Males of the lesser waxmoth Achroia grisella (Lepidoptera: Pyralidae) produce ultrasonic advertisement signals attractive to females within several metres. Previous studies showed that females prefer male signals that are louder, delivered at a faster rate, and have a greater asynchrony between pulses produced by the right and left wings. These three signal characters vary-considerably within populations but are repeatable within individuals. Breeding experiments employing half-sib designs were conducted on both collectively and individually reared moths to determine genetic variance within and covariance among these signal characters. Heritabilities of all signal characters were significant among collectively reared moths. Heritabilities for signal rate and right-left wing asynchrony interval were not significant, however, among individually reared moths, suggesting the presence of significant nonadditive genetic variance or common environmental variation. Development time was also significantly heritable, but only under individual rearing. The only significant genetic correlation was between signal rate and length of the right-left wing asynchrony and this was negative. Our findings on heritability of signal characters are consistent with a coevolutionary sexual selection mechanism, but the absence of signal x development genetic correlation fails to support specifically a good-genes mechanism. The variation in heritability among conditions suggests that environmental variance may be high, and may render selection on signal characters by female choice ineffective. Thus, additive genetic variance for these characters may be maintained in the presence of directional female choice.
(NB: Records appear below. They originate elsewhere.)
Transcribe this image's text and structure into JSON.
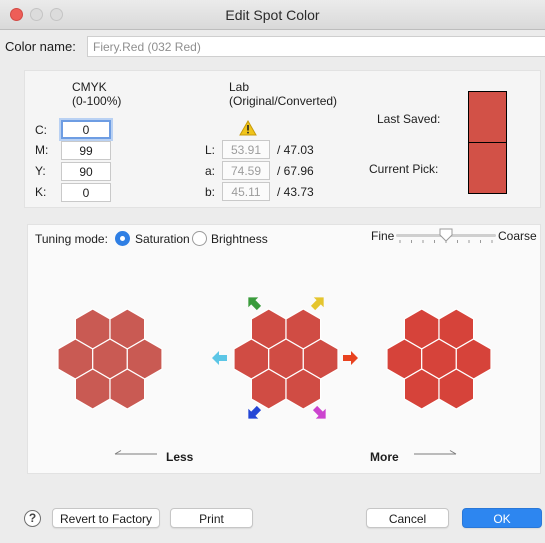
{
  "window": {
    "title": "Edit Spot Color"
  },
  "color_name": {
    "label": "Color name:",
    "value": "Fiery.Red (032 Red)"
  },
  "cmyk": {
    "heading": "CMYK",
    "subheading": "(0-100%)",
    "fields": [
      {
        "label": "C:",
        "value": "0"
      },
      {
        "label": "M:",
        "value": "99"
      },
      {
        "label": "Y:",
        "value": "90"
      },
      {
        "label": "K:",
        "value": "0"
      }
    ]
  },
  "lab": {
    "heading": "Lab",
    "subheading": "(Original/Converted)",
    "fields": [
      {
        "label": "L:",
        "original": "53.91",
        "converted": "/ 47.03"
      },
      {
        "label": "a:",
        "original": "74.59",
        "converted": "/ 67.96"
      },
      {
        "label": "b:",
        "original": "45.11",
        "converted": "/ 43.73"
      }
    ]
  },
  "swatches": {
    "last_saved": "Last Saved:",
    "current_pick": "Current Pick:"
  },
  "tuning": {
    "label": "Tuning mode:",
    "saturation": "Saturation",
    "brightness": "Brightness",
    "selected": "Saturation"
  },
  "step_slider": {
    "fine": "Fine",
    "coarse": "Coarse",
    "level": 0.5
  },
  "direction": {
    "less": "Less",
    "more": "More"
  },
  "buttons": {
    "revert": "Revert to Factory",
    "print": "Print",
    "cancel": "Cancel",
    "ok": "OK",
    "help": "?"
  },
  "colors": {
    "swatch": "#d25147",
    "hex_less": "#c95a53",
    "hex_center": "#d04c44",
    "hex_more": "#d6433a",
    "arrow_up_left": "#3a9b3c",
    "arrow_up_right": "#e5c52e",
    "arrow_left": "#5cc6e6",
    "arrow_right": "#e8421f",
    "arrow_down_left": "#2446d6",
    "arrow_down_right": "#cc44cf",
    "accent": "#2f7fe4"
  },
  "icons": {
    "warning": "warning-icon"
  }
}
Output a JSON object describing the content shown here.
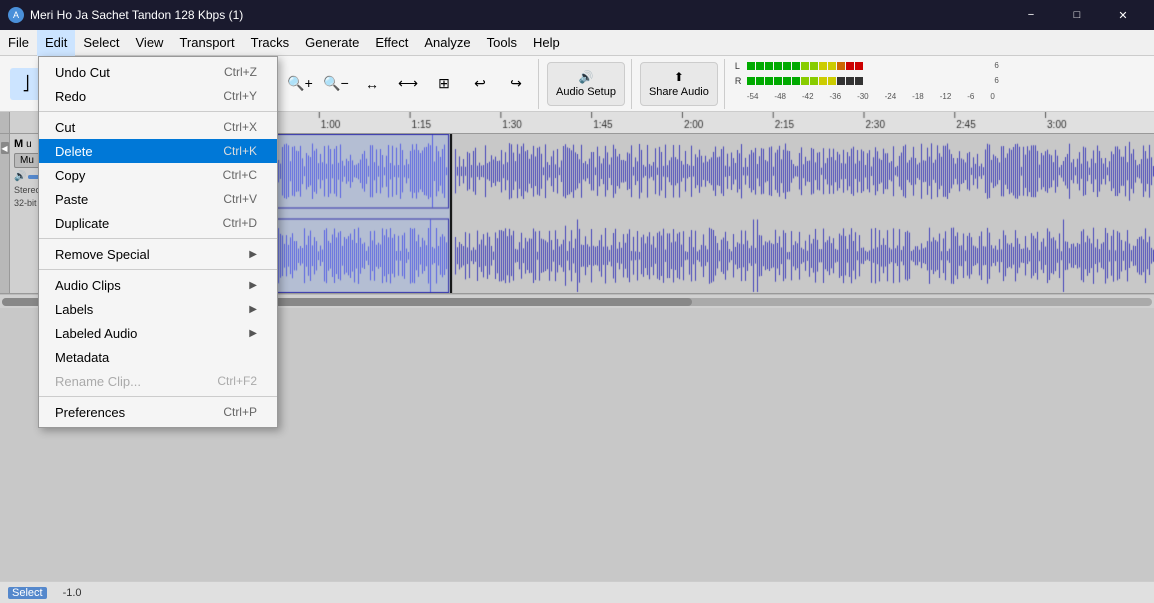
{
  "titlebar": {
    "title": "Meri Ho Ja Sachet Tandon 128 Kbps (1)",
    "icon": "A",
    "minimize": "−",
    "maximize": "□",
    "close": "✕"
  },
  "menubar": {
    "items": [
      "File",
      "Edit",
      "Select",
      "View",
      "Transport",
      "Tracks",
      "Generate",
      "Effect",
      "Analyze",
      "Tools",
      "Help"
    ]
  },
  "edit_menu": {
    "items": [
      {
        "label": "Undo Cut",
        "shortcut": "Ctrl+Z",
        "disabled": false
      },
      {
        "label": "Redo",
        "shortcut": "Ctrl+Y",
        "disabled": false
      },
      {
        "label": "",
        "separator": true
      },
      {
        "label": "Cut",
        "shortcut": "Ctrl+X",
        "disabled": false
      },
      {
        "label": "Delete",
        "shortcut": "Ctrl+K",
        "disabled": false,
        "highlighted": true
      },
      {
        "label": "Copy",
        "shortcut": "Ctrl+C",
        "disabled": false
      },
      {
        "label": "Paste",
        "shortcut": "Ctrl+V",
        "disabled": false
      },
      {
        "label": "Duplicate",
        "shortcut": "Ctrl+D",
        "disabled": false
      },
      {
        "label": "",
        "separator": true
      },
      {
        "label": "Remove Special",
        "shortcut": "",
        "disabled": false,
        "arrow": true
      },
      {
        "label": "",
        "separator": true
      },
      {
        "label": "Audio Clips",
        "shortcut": "",
        "disabled": false,
        "arrow": true
      },
      {
        "label": "Labels",
        "shortcut": "",
        "disabled": false,
        "arrow": true
      },
      {
        "label": "Labeled Audio",
        "shortcut": "",
        "disabled": false,
        "arrow": true
      },
      {
        "label": "Metadata",
        "shortcut": "",
        "disabled": false
      },
      {
        "label": "Rename Clip...",
        "shortcut": "Ctrl+F2",
        "disabled": true
      },
      {
        "label": "",
        "separator": true
      },
      {
        "label": "Preferences",
        "shortcut": "Ctrl+P",
        "disabled": false
      }
    ]
  },
  "track": {
    "name": "M",
    "full_name": "Meri Ho Ja Sachet Tandon 128 Kbps (1)",
    "type": "Stereo",
    "rate": "32-bit",
    "close_btn": "✕"
  },
  "statusbar": {
    "tool": "Select",
    "position": "-1.0"
  },
  "toolbar": {
    "record": "●",
    "pause": "⏸",
    "stop": "■",
    "play": "▶",
    "skip_start": "⏮",
    "skip_end": "⏭",
    "zoom_in": "+",
    "zoom_out": "−"
  }
}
Bibliographical noteFunding Information:
This research was funded by U.S. National Science Foundation grants IBN-9407162 and IBN-9696138 to M.D.G. and R.D.C., and by DFG (Germany) grant no. RE 1167/1–2 to K.R. We are grateful to Ric Roggero of the University of Kansas Instrumentation Design Laboratory and Martin Cremer for developing the signal processing software used in this study, and to W. Andrew Snedden and several anonymous reviewers for critical review of this manuscript.
- Additive genetic variance
- Female choice
- Genetic correlation
- Good genes model
- Sexual selection